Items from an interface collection
++++++++++

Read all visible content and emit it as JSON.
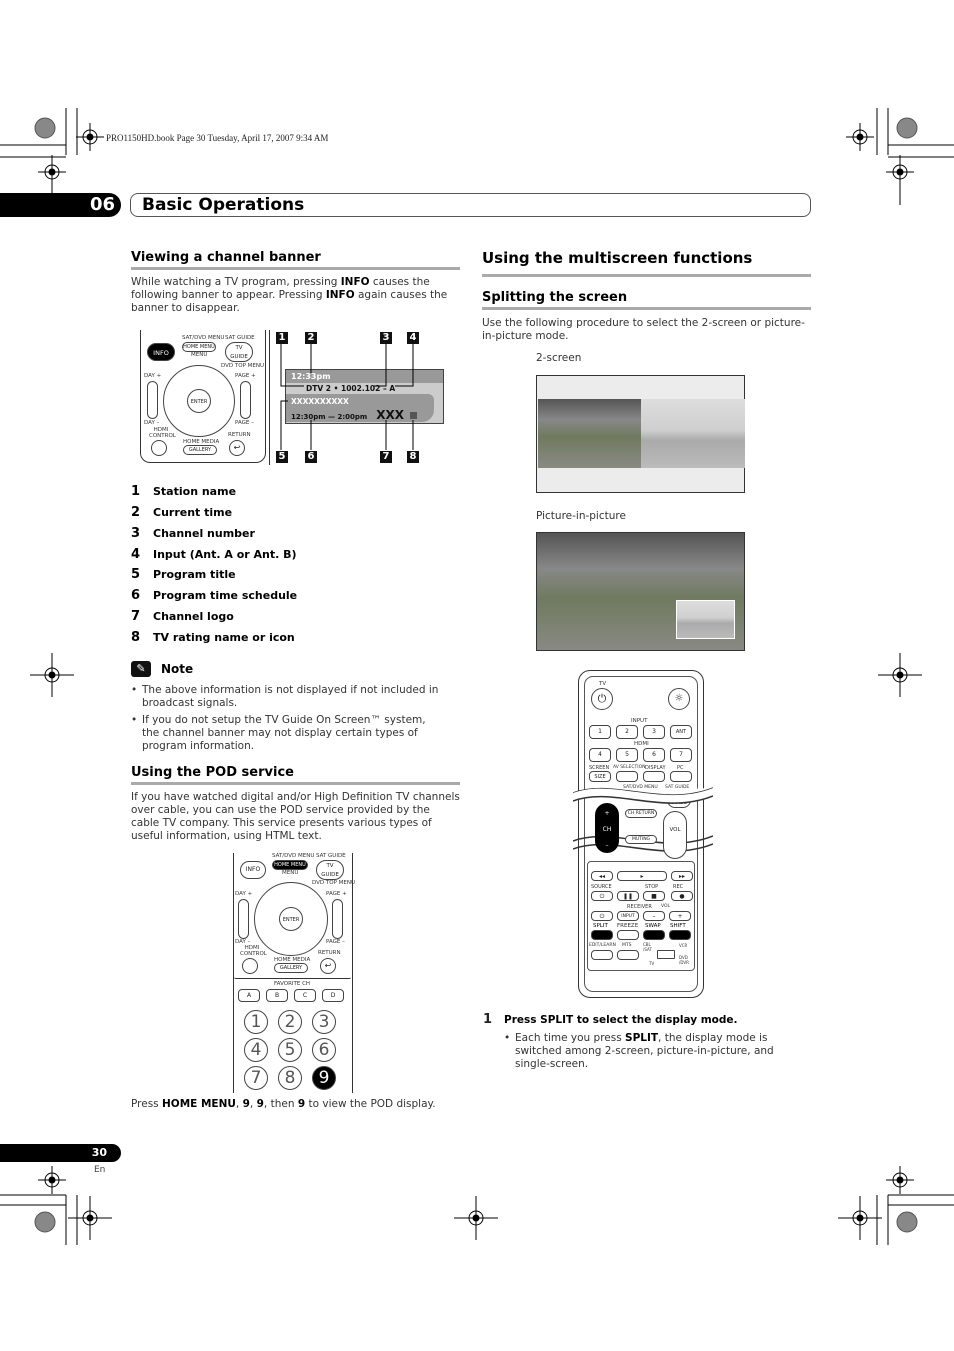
{
  "print_header": "PRO1150HD.book  Page 30  Tuesday, April 17, 2007  9:34 AM",
  "chapter": {
    "number": "06",
    "title": "Basic Operations"
  },
  "left": {
    "banner_heading": "Viewing a channel banner",
    "banner_para": [
      {
        "t": "While watching a TV program, pressing "
      },
      {
        "b": "INFO"
      },
      {
        "t": " causes the following banner to appear. Pressing "
      },
      {
        "b": "INFO"
      },
      {
        "t": " again causes the banner to disappear."
      }
    ],
    "banner": {
      "time": "12:33pm",
      "channel": "DTV 2 • 1002.102",
      "input": "A",
      "program": "XXXXXXXXXX",
      "schedule": "12:30pm — 2:00pm",
      "rating": "XXX",
      "callouts": [
        "1",
        "2",
        "3",
        "4",
        "5",
        "6",
        "7",
        "8"
      ]
    },
    "remote_small": {
      "info": "INFO",
      "sat_dvd_menu": "SAT/DVD MENU",
      "home_menu": "HOME MENU",
      "menu": "MENU",
      "sat_guide": "SAT GUIDE",
      "tv_guide": "TV GUIDE",
      "dvd_top_menu": "DVD TOP MENU",
      "day_plus": "DAY +",
      "day_minus": "DAY –",
      "page_plus": "PAGE +",
      "page_minus": "PAGE –",
      "enter": "ENTER",
      "hdmi_control": "HDMI CONTROL",
      "home_media": "HOME MEDIA",
      "gallery": "GALLERY",
      "return": "RETURN",
      "favorite_ch": "FAVORITE CH",
      "favorites": [
        "A",
        "B",
        "C",
        "D"
      ],
      "digits": [
        "1",
        "2",
        "3",
        "4",
        "5",
        "6",
        "7",
        "8",
        "9"
      ]
    },
    "items": [
      {
        "n": "1",
        "label": "Station name"
      },
      {
        "n": "2",
        "label": "Current time"
      },
      {
        "n": "3",
        "label": "Channel number"
      },
      {
        "n": "4",
        "label": "Input (Ant. A or Ant. B)"
      },
      {
        "n": "5",
        "label": "Program title"
      },
      {
        "n": "6",
        "label": "Program time schedule"
      },
      {
        "n": "7",
        "label": "Channel logo"
      },
      {
        "n": "8",
        "label": "TV rating name or icon"
      }
    ],
    "note_title": "Note",
    "notes": [
      "The above information is not displayed if not included in broadcast signals.",
      "If you do not setup the TV Guide On Screen™ system, the channel banner may not display certain types of program information."
    ],
    "pod_heading": "Using the POD service",
    "pod_para": "If you have watched digital and/or High Definition TV channels over cable, you can use the POD service provided by the cable TV company. This service presents various types of useful information, using HTML text.",
    "pod_caption": [
      {
        "t": "Press "
      },
      {
        "b": "HOME MENU"
      },
      {
        "t": ", "
      },
      {
        "b": "9"
      },
      {
        "t": ", "
      },
      {
        "b": "9"
      },
      {
        "t": ", then "
      },
      {
        "b": "9"
      },
      {
        "t": " to view the POD display."
      }
    ]
  },
  "right": {
    "title": "Using the multiscreen functions",
    "split_heading": "Splitting the screen",
    "split_para": "Use the following procedure to select the 2-screen or picture-in-picture mode.",
    "two_screen_label": "2-screen",
    "pip_label": "Picture-in-picture",
    "remote_large": {
      "tv": "TV",
      "input": "INPUT",
      "inputs": [
        "1",
        "2",
        "3",
        "ANT"
      ],
      "hdmi": "HDMI",
      "hdmis": [
        "4",
        "5",
        "6",
        "7"
      ],
      "screen": "SCREEN",
      "size": "SIZE",
      "av_selection": "AV SELECTION",
      "display": "DISPLAY",
      "pc": "PC",
      "sat_dvd_menu": "SAT/DVD MENU",
      "sat_guide": "SAT GUIDE",
      "tv_guide": "TV GUIDE",
      "ch": "CH",
      "ch_return": "CH RETURN",
      "muting": "MUTING",
      "vol": "VOL",
      "source": "SOURCE",
      "stop": "STOP",
      "rec": "REC",
      "receiver": "RECEIVER",
      "vol2": "VOL",
      "input_btn": "INPUT",
      "split": "SPLIT",
      "freeze": "FREEZE",
      "swap": "SWAP",
      "shift": "SHIFT",
      "edit_learn": "EDIT/LEARN",
      "mts": "MTS",
      "cbl_sat": "CBL /SAT",
      "vcr": "VCR",
      "tv_sw": "TV",
      "dvd_dvr": "DVD /DVR"
    },
    "step_num": "1",
    "step_text": "Press SPLIT to select the display mode.",
    "step_bullet": [
      {
        "t": "Each time you press "
      },
      {
        "b": "SPLIT"
      },
      {
        "t": ", the display mode is switched among 2-screen, picture-in-picture, and single-screen."
      }
    ]
  },
  "footer": {
    "page": "30",
    "lang": "En"
  }
}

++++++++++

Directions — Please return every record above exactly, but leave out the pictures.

Result below —
Read all visible content and emit it as JSON.
{
  "print_header": "PRO1150HD.book  Page 30  Tuesday, April 17, 2007  9:34 AM",
  "chapter": {
    "number": "06",
    "title": "Basic Operations"
  },
  "left": {
    "banner_heading": "Viewing a channel banner",
    "banner_para": [
      {
        "t": "While watching a TV program, pressing "
      },
      {
        "b": "INFO"
      },
      {
        "t": " causes the following banner to appear. Pressing "
      },
      {
        "b": "INFO"
      },
      {
        "t": " again causes the banner to disappear."
      }
    ],
    "banner": {
      "time": "12:33pm",
      "channel": "DTV 2 • 1002.102",
      "input": "A",
      "program": "XXXXXXXXXX",
      "schedule": "12:30pm — 2:00pm",
      "rating": "XXX",
      "callouts": [
        "1",
        "2",
        "3",
        "4",
        "5",
        "6",
        "7",
        "8"
      ]
    },
    "remote_small": {
      "info": "INFO",
      "sat_dvd_menu": "SAT/DVD MENU",
      "home_menu": "HOME MENU",
      "menu": "MENU",
      "sat_guide": "SAT GUIDE",
      "tv_guide": "TV GUIDE",
      "dvd_top_menu": "DVD TOP MENU",
      "day_plus": "DAY +",
      "day_minus": "DAY –",
      "page_plus": "PAGE +",
      "page_minus": "PAGE –",
      "enter": "ENTER",
      "hdmi_control": "HDMI CONTROL",
      "home_media": "HOME MEDIA",
      "gallery": "GALLERY",
      "return": "RETURN",
      "favorite_ch": "FAVORITE CH",
      "favorites": [
        "A",
        "B",
        "C",
        "D"
      ],
      "digits": [
        "1",
        "2",
        "3",
        "4",
        "5",
        "6",
        "7",
        "8",
        "9"
      ]
    },
    "items": [
      {
        "n": "1",
        "label": "Station name"
      },
      {
        "n": "2",
        "label": "Current time"
      },
      {
        "n": "3",
        "label": "Channel number"
      },
      {
        "n": "4",
        "label": "Input (Ant. A or Ant. B)"
      },
      {
        "n": "5",
        "label": "Program title"
      },
      {
        "n": "6",
        "label": "Program time schedule"
      },
      {
        "n": "7",
        "label": "Channel logo"
      },
      {
        "n": "8",
        "label": "TV rating name or icon"
      }
    ],
    "note_title": "Note",
    "notes": [
      "The above information is not displayed if not included in broadcast signals.",
      "If you do not setup the TV Guide On Screen™ system, the channel banner may not display certain types of program information."
    ],
    "pod_heading": "Using the POD service",
    "pod_para": "If you have watched digital and/or High Definition TV channels over cable, you can use the POD service provided by the cable TV company. This service presents various types of useful information, using HTML text.",
    "pod_caption": [
      {
        "t": "Press "
      },
      {
        "b": "HOME MENU"
      },
      {
        "t": ", "
      },
      {
        "b": "9"
      },
      {
        "t": ", "
      },
      {
        "b": "9"
      },
      {
        "t": ", then "
      },
      {
        "b": "9"
      },
      {
        "t": " to view the POD display."
      }
    ]
  },
  "right": {
    "title": "Using the multiscreen functions",
    "split_heading": "Splitting the screen",
    "split_para": "Use the following procedure to select the 2-screen or picture-in-picture mode.",
    "two_screen_label": "2-screen",
    "pip_label": "Picture-in-picture",
    "remote_large": {
      "tv": "TV",
      "input": "INPUT",
      "inputs": [
        "1",
        "2",
        "3",
        "ANT"
      ],
      "hdmi": "HDMI",
      "hdmis": [
        "4",
        "5",
        "6",
        "7"
      ],
      "screen": "SCREEN",
      "size": "SIZE",
      "av_selection": "AV SELECTION",
      "display": "DISPLAY",
      "pc": "PC",
      "sat_dvd_menu": "SAT/DVD MENU",
      "sat_guide": "SAT GUIDE",
      "tv_guide": "TV GUIDE",
      "ch": "CH",
      "ch_return": "CH RETURN",
      "muting": "MUTING",
      "vol": "VOL",
      "source": "SOURCE",
      "stop": "STOP",
      "rec": "REC",
      "receiver": "RECEIVER",
      "vol2": "VOL",
      "input_btn": "INPUT",
      "split": "SPLIT",
      "freeze": "FREEZE",
      "swap": "SWAP",
      "shift": "SHIFT",
      "edit_learn": "EDIT/LEARN",
      "mts": "MTS",
      "cbl_sat": "CBL /SAT",
      "vcr": "VCR",
      "tv_sw": "TV",
      "dvd_dvr": "DVD /DVR"
    },
    "step_num": "1",
    "step_text": "Press SPLIT to select the display mode.",
    "step_bullet": [
      {
        "t": "Each time you press "
      },
      {
        "b": "SPLIT"
      },
      {
        "t": ", the display mode is switched among 2-screen, picture-in-picture, and single-screen."
      }
    ]
  },
  "footer": {
    "page": "30",
    "lang": "En"
  }
}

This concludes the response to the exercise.